*** Data to use Section Begins ***

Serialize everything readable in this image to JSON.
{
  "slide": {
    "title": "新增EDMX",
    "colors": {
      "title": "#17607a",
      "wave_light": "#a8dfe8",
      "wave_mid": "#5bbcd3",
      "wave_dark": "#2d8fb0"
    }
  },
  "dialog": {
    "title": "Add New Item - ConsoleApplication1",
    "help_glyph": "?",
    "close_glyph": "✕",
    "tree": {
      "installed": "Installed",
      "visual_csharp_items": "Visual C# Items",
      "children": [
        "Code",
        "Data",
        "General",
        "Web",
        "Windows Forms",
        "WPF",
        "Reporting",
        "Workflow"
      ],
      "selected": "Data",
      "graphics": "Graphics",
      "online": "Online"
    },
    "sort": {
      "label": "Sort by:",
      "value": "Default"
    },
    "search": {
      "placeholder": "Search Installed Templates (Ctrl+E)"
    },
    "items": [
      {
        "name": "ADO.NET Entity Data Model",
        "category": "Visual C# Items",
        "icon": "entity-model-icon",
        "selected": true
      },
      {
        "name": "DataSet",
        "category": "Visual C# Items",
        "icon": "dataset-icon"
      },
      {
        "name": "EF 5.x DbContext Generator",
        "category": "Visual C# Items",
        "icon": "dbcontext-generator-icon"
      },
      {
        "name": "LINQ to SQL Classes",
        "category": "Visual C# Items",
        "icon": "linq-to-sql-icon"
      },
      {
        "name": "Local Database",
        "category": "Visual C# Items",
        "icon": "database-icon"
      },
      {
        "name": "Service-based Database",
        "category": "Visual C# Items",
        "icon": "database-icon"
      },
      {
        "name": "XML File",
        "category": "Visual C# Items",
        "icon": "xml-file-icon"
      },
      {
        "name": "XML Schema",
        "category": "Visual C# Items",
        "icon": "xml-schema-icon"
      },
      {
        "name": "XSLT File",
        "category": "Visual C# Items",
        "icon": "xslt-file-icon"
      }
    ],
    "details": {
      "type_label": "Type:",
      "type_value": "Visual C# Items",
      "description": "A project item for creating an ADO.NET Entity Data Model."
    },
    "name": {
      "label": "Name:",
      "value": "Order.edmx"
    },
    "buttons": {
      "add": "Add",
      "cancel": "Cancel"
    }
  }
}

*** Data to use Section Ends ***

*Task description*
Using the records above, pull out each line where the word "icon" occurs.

*Answer area*
        "icon": "entity-model-icon",
        "icon": "dataset-icon"
        "icon": "dbcontext-generator-icon"
        "icon": "linq-to-sql-icon"
        "icon": "database-icon"
        "icon": "database-icon"
        "icon": "xml-file-icon"
        "icon": "xml-schema-icon"
        "icon": "xslt-file-icon"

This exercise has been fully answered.